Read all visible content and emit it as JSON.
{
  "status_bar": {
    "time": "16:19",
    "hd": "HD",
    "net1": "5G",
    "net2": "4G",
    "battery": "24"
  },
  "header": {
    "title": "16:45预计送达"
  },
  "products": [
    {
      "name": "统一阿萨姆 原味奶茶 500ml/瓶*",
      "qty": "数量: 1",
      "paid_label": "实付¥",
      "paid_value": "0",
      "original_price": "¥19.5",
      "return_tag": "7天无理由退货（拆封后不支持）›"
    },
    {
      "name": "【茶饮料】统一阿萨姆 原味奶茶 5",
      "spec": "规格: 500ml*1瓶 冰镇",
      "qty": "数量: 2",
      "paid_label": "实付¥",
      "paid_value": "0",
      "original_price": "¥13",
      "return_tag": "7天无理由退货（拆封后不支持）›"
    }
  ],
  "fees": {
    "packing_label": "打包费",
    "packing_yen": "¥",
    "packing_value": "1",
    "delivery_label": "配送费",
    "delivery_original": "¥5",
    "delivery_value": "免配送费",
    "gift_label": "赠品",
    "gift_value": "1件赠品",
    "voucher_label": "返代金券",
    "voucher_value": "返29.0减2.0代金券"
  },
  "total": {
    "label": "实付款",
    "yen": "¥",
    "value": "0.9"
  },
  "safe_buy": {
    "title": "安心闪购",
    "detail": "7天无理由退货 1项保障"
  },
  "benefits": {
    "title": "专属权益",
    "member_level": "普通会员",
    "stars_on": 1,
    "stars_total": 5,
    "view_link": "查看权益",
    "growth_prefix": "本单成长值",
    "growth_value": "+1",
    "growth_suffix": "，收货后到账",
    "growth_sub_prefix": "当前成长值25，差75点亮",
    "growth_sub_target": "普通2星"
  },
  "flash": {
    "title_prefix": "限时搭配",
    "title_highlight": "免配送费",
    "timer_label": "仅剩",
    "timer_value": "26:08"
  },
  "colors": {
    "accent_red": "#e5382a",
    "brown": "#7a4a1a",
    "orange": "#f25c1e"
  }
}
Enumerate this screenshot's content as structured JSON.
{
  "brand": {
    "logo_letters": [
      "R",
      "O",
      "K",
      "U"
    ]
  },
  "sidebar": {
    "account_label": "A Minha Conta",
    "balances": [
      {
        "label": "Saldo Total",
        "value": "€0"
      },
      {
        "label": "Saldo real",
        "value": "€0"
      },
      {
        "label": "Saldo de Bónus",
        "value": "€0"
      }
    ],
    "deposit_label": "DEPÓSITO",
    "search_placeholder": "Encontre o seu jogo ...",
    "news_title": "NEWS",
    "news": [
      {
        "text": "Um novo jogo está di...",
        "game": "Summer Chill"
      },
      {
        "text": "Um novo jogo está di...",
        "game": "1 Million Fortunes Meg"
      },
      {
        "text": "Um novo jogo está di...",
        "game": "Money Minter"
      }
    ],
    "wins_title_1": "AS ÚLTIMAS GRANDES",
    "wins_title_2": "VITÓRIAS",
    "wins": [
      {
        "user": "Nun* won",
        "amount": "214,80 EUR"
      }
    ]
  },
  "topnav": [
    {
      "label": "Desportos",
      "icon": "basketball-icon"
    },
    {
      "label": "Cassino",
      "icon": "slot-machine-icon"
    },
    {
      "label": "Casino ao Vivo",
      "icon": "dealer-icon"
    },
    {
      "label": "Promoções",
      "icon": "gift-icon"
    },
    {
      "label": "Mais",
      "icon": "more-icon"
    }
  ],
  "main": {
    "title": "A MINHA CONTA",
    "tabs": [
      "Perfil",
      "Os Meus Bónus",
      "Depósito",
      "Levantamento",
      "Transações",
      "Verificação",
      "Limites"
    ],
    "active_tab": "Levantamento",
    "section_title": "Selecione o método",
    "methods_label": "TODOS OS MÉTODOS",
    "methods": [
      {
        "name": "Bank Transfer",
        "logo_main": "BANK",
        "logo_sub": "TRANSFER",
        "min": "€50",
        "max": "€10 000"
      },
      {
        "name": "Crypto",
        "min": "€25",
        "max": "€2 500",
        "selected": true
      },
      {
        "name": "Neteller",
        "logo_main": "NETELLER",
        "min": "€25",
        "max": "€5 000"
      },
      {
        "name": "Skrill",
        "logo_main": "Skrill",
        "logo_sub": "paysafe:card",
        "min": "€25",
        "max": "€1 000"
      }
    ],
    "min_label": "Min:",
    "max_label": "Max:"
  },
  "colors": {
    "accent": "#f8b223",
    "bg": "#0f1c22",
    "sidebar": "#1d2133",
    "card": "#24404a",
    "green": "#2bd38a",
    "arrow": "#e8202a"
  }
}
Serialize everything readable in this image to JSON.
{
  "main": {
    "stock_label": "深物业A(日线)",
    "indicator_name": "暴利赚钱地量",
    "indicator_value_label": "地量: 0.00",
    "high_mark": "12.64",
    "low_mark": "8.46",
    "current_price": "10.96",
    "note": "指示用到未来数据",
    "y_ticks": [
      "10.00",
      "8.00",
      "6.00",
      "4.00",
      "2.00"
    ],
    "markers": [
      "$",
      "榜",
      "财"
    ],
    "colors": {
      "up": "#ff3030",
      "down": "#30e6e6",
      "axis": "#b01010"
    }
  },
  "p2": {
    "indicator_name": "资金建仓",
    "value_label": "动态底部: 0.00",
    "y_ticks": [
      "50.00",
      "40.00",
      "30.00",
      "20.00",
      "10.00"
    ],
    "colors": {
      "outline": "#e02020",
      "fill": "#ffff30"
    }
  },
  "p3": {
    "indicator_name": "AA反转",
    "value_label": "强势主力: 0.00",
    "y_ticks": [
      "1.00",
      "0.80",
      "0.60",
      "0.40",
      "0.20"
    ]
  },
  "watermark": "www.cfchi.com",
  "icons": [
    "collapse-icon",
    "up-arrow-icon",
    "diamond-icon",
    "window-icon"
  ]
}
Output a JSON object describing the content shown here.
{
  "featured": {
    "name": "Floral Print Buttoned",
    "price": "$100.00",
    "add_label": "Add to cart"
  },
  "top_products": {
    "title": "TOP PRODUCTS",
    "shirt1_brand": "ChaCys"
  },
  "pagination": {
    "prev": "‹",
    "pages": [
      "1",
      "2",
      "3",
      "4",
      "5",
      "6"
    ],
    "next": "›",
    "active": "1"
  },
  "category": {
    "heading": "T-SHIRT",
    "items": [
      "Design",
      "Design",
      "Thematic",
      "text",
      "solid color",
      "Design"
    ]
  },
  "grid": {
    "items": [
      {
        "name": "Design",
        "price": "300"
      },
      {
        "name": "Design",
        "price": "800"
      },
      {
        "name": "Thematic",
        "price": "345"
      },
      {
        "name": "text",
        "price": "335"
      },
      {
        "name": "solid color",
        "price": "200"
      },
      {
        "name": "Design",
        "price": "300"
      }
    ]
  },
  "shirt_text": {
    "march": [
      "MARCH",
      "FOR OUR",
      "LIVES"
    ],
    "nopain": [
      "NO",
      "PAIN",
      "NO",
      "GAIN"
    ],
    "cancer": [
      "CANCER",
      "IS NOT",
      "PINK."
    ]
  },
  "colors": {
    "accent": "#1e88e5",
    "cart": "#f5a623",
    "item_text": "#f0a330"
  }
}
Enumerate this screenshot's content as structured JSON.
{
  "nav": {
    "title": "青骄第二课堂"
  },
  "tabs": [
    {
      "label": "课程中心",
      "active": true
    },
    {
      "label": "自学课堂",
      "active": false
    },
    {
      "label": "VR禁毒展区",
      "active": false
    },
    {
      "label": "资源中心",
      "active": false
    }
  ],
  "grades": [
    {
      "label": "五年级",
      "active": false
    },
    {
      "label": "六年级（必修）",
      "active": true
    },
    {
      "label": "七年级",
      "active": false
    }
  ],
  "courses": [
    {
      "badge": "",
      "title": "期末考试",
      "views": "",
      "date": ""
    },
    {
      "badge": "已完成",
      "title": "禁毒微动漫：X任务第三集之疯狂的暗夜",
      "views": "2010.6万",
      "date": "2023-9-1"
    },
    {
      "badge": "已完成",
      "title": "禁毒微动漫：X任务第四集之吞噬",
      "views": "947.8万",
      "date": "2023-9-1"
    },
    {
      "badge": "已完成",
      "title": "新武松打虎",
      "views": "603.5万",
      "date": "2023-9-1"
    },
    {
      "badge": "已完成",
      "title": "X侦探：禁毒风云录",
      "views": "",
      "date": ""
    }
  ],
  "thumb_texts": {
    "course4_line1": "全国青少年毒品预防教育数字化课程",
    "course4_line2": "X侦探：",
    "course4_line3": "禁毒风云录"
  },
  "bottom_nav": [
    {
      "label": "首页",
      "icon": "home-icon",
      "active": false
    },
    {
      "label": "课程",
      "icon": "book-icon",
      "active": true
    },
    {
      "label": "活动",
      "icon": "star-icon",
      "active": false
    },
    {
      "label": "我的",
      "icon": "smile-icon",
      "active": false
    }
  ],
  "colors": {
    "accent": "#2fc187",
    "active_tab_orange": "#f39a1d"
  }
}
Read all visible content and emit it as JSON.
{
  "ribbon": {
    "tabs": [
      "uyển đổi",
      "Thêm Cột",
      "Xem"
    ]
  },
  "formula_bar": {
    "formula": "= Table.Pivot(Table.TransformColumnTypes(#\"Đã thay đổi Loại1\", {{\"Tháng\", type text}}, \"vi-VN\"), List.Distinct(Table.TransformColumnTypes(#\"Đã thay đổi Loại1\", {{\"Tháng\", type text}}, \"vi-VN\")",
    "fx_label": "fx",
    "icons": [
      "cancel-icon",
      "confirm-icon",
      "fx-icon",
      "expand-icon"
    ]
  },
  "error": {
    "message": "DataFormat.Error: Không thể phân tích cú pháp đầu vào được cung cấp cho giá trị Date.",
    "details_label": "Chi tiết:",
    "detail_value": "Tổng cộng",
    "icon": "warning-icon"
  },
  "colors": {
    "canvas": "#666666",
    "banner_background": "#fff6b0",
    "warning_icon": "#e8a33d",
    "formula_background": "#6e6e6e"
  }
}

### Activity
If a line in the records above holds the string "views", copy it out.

### Exercise result
      "views": "",
      "views": "2010.6万",
      "views": "947.8万",
      "views": "603.5万",
      "views": "",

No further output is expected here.